___ INFORMATION
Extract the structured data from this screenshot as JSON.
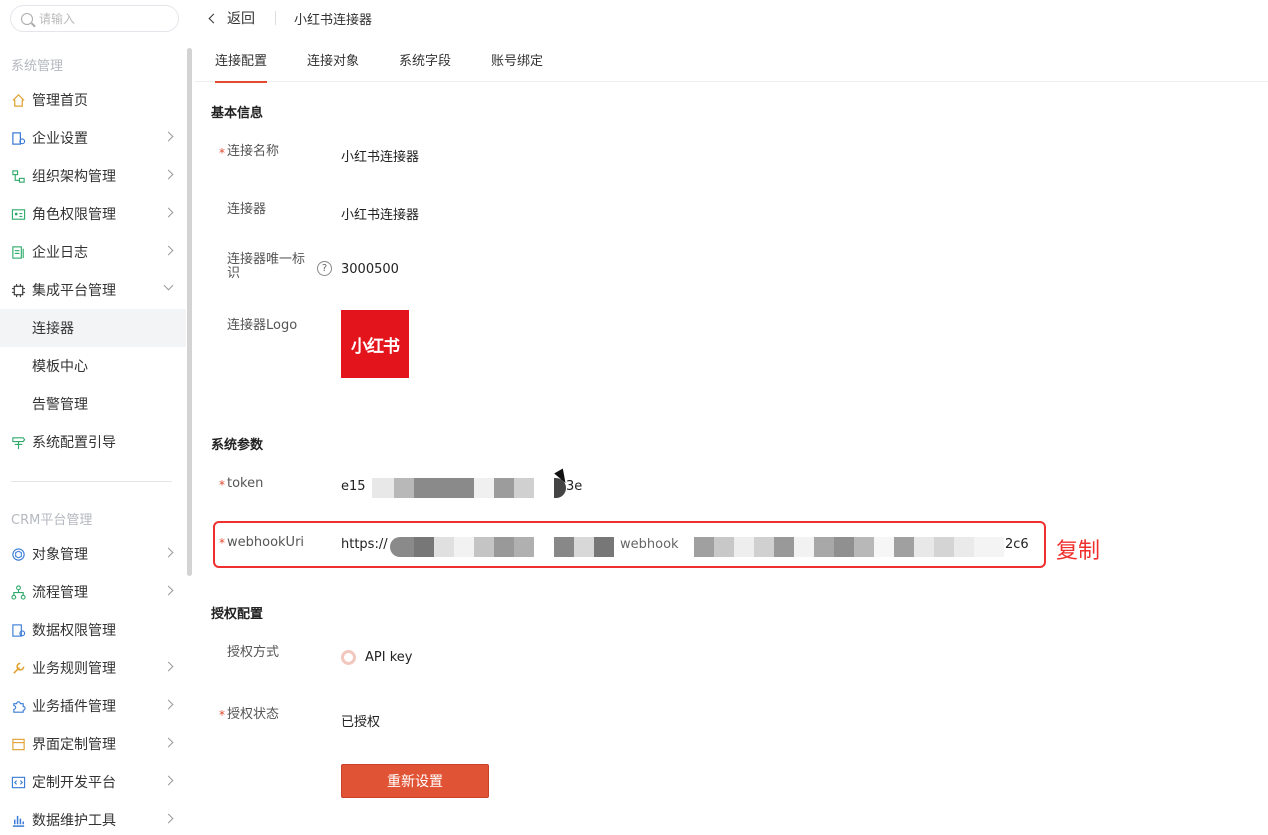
{
  "search": {
    "placeholder": "请输入"
  },
  "sidebar": {
    "section_system": "系统管理",
    "section_crm": "CRM平台管理",
    "items": [
      {
        "label": "管理首页",
        "icon": "home-icon"
      },
      {
        "label": "企业设置",
        "icon": "building-icon"
      },
      {
        "label": "组织架构管理",
        "icon": "org-chart-icon"
      },
      {
        "label": "角色权限管理",
        "icon": "id-card-icon"
      },
      {
        "label": "企业日志",
        "icon": "log-icon"
      },
      {
        "label": "集成平台管理",
        "icon": "chip-icon"
      },
      {
        "label": "连接器",
        "icon": ""
      },
      {
        "label": "模板中心",
        "icon": ""
      },
      {
        "label": "告警管理",
        "icon": ""
      },
      {
        "label": "系统配置引导",
        "icon": "signpost-icon"
      }
    ],
    "crm_items": [
      {
        "label": "对象管理",
        "icon": "cube-icon"
      },
      {
        "label": "流程管理",
        "icon": "flow-icon"
      },
      {
        "label": "数据权限管理",
        "icon": "data-permission-icon"
      },
      {
        "label": "业务规则管理",
        "icon": "wrench-icon"
      },
      {
        "label": "业务插件管理",
        "icon": "puzzle-icon"
      },
      {
        "label": "界面定制管理",
        "icon": "layout-icon"
      },
      {
        "label": "定制开发平台",
        "icon": "code-icon"
      },
      {
        "label": "数据维护工具",
        "icon": "bar-chart-icon"
      }
    ]
  },
  "header": {
    "back": "返回",
    "breadcrumb": "小红书连接器"
  },
  "tabs": [
    "连接配置",
    "连接对象",
    "系统字段",
    "账号绑定"
  ],
  "basic": {
    "title": "基本信息",
    "name_label": "连接名称",
    "name_value": "小红书连接器",
    "connector_label": "连接器",
    "connector_value": "小红书连接器",
    "uid_label_1": "连接器唯一标",
    "uid_label_2": "识",
    "uid_value": "3000500",
    "help": "?",
    "logo_label": "连接器Logo",
    "logo_text": "小红书"
  },
  "params": {
    "title": "系统参数",
    "token_label": "token",
    "token_prefix": "e15",
    "token_suffix": "3e",
    "webhook_label": "webhookUri",
    "webhook_prefix": "https://",
    "webhook_mid": "webhook",
    "webhook_suffix": "2c6",
    "annotation": "复制"
  },
  "auth": {
    "title": "授权配置",
    "method_label": "授权方式",
    "method_value": "API key",
    "status_label": "授权状态",
    "status_value": "已授权",
    "reset_button": "重新设置"
  },
  "required_mark": "*",
  "colors": {
    "accent": "#e15335",
    "annotation": "#f0302e",
    "logo_bg": "#e3141c"
  }
}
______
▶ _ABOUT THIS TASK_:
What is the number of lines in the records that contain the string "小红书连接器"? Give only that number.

▶ _EXPECTED OUTPUT_:
3